__Material for the task__:

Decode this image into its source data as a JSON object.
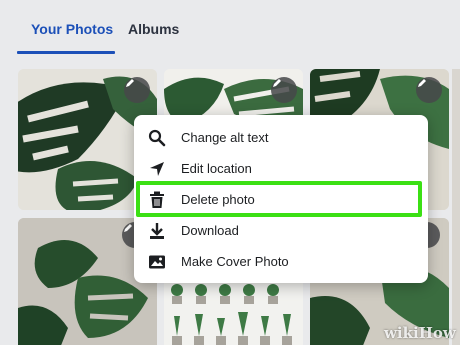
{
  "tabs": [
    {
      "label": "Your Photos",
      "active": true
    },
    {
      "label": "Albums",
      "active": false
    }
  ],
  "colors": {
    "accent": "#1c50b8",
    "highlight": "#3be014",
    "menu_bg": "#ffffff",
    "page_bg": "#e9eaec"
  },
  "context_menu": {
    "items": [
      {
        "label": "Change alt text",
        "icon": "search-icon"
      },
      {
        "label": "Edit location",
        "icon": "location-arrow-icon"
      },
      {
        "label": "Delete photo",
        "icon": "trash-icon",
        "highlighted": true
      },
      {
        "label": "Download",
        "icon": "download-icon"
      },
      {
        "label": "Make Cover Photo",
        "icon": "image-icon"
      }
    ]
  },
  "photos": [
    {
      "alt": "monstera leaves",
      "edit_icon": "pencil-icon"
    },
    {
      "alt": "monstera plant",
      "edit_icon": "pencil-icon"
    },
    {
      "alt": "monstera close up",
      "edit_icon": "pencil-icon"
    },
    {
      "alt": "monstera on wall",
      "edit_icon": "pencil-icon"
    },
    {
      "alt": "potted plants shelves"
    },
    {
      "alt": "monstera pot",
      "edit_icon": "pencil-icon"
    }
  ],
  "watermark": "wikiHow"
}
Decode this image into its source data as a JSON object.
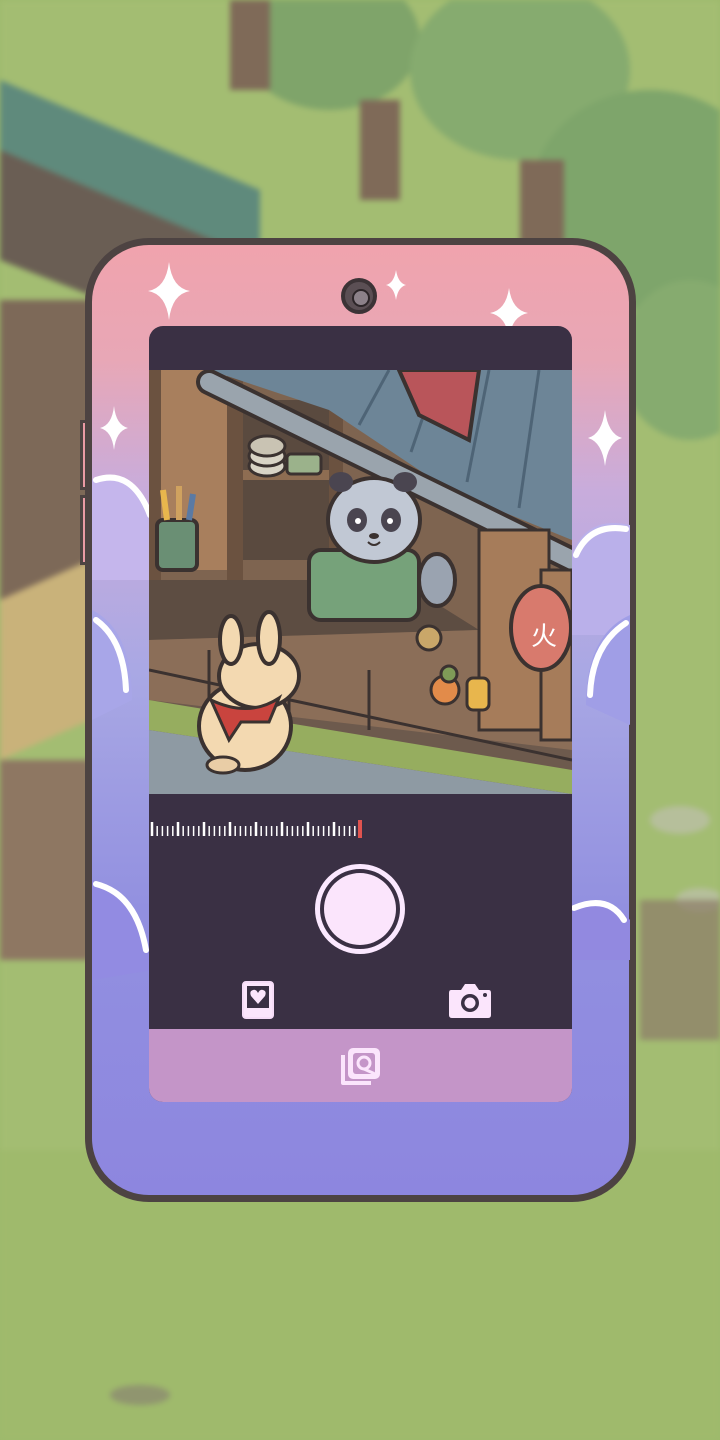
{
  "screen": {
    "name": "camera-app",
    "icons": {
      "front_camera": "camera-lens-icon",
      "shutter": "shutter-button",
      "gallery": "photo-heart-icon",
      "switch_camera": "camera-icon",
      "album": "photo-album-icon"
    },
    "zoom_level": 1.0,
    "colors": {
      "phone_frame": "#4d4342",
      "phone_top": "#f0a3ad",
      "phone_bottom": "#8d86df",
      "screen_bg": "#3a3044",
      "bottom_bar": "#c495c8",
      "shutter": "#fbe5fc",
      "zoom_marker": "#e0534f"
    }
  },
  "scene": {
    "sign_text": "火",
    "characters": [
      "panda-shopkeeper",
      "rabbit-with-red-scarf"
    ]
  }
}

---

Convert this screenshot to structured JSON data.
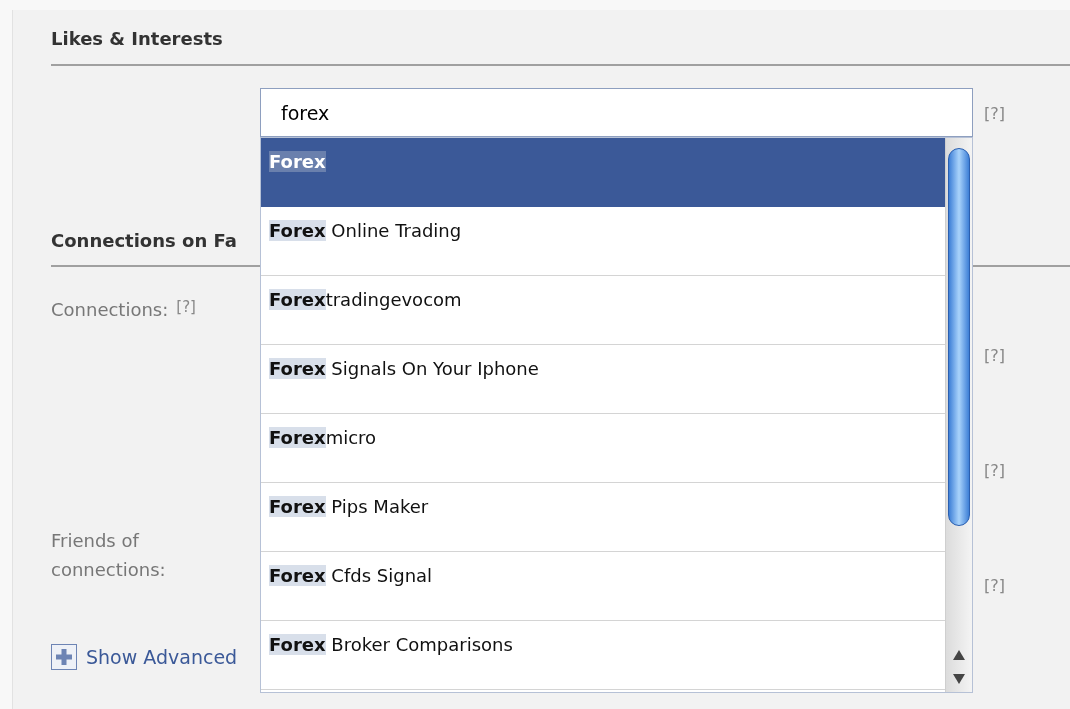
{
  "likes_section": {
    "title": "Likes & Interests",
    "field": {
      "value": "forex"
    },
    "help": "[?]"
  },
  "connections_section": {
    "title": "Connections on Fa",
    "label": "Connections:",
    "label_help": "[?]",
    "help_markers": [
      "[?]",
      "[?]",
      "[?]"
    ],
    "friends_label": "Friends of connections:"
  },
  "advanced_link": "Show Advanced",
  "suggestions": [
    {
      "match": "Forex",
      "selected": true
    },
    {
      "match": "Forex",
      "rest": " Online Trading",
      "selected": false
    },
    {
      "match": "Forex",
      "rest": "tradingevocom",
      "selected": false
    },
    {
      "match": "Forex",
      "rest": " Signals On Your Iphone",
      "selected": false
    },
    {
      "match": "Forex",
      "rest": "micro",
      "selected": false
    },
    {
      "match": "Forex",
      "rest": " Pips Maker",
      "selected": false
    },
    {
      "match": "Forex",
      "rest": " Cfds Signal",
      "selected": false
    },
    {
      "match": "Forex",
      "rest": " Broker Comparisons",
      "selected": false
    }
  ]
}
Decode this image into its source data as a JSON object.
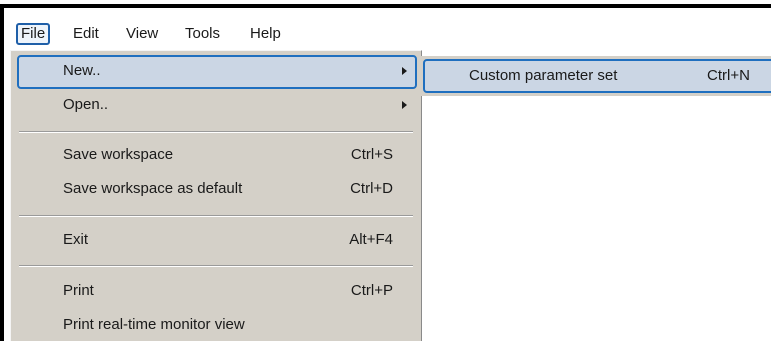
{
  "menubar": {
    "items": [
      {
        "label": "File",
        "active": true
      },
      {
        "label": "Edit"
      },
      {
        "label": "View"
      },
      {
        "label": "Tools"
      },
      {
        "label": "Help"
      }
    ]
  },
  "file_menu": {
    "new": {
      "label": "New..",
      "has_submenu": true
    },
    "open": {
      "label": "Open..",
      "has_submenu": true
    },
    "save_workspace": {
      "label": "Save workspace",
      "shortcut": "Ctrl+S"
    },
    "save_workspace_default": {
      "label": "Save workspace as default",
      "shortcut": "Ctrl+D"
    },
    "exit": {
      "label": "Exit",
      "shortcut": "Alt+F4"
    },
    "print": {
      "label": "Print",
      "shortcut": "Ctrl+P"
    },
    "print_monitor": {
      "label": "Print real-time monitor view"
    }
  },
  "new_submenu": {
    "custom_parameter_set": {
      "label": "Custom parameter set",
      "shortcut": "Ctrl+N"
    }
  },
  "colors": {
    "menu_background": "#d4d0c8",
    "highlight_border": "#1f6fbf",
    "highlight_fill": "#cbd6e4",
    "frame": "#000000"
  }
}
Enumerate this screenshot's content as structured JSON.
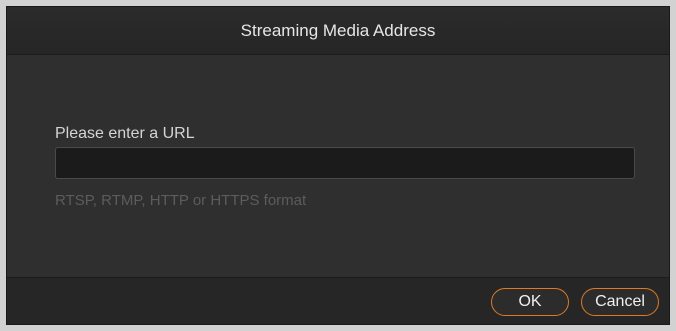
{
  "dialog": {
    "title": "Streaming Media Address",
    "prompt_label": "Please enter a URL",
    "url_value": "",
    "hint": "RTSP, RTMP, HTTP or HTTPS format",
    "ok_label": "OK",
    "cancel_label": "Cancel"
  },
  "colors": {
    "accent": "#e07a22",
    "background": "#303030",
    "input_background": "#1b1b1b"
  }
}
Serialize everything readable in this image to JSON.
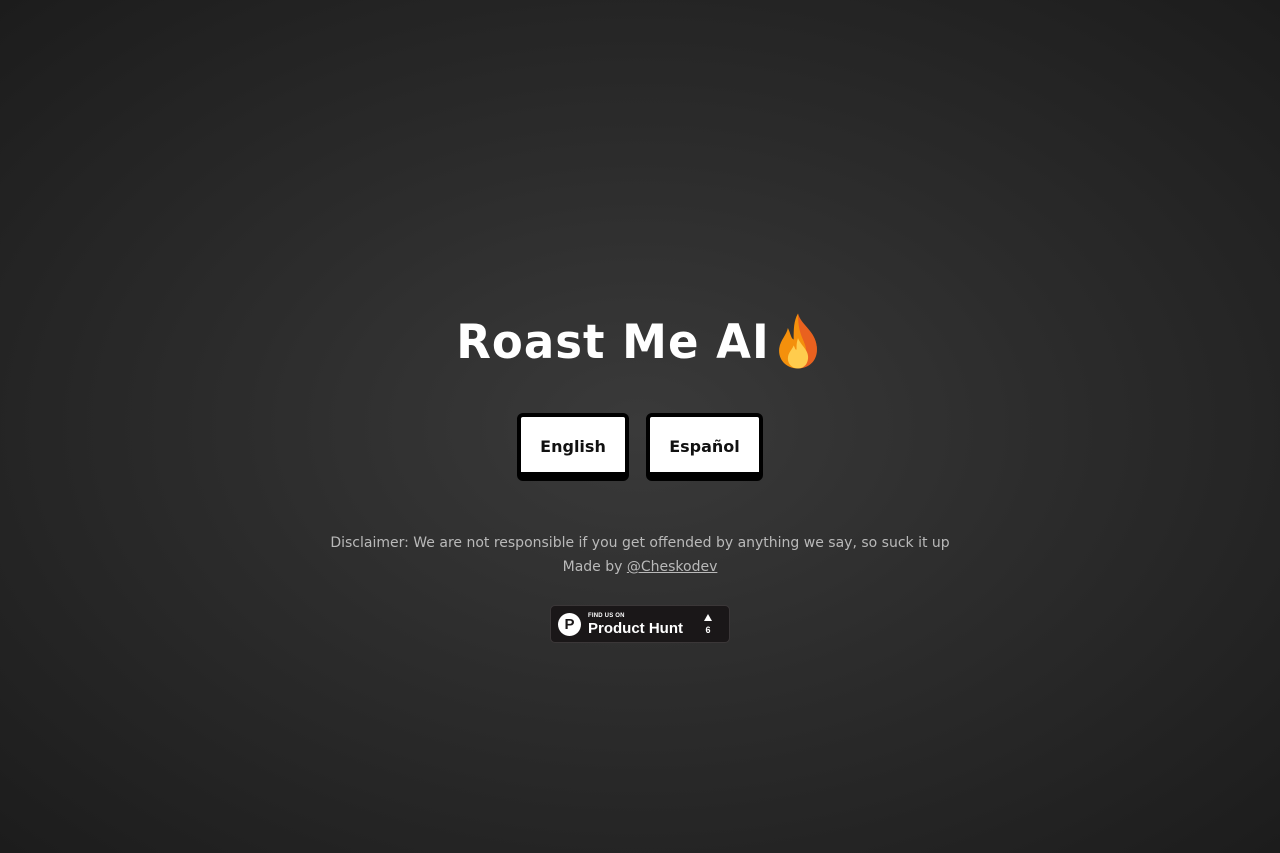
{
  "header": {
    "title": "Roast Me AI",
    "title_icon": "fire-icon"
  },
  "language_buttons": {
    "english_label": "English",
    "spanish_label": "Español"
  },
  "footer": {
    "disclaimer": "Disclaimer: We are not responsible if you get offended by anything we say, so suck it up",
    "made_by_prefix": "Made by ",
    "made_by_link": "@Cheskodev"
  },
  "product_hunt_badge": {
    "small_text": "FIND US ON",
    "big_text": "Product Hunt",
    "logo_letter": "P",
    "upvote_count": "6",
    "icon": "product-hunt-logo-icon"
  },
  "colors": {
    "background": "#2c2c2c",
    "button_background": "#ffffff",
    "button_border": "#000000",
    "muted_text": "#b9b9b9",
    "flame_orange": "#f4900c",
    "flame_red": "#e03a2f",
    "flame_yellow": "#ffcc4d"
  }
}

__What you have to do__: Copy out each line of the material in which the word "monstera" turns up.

__Answer box__:
      "alt": "monstera leaves",
      "alt": "monstera plant",
      "alt": "monstera close up",
      "alt": "monstera on wall",
      "alt": "monstera pot",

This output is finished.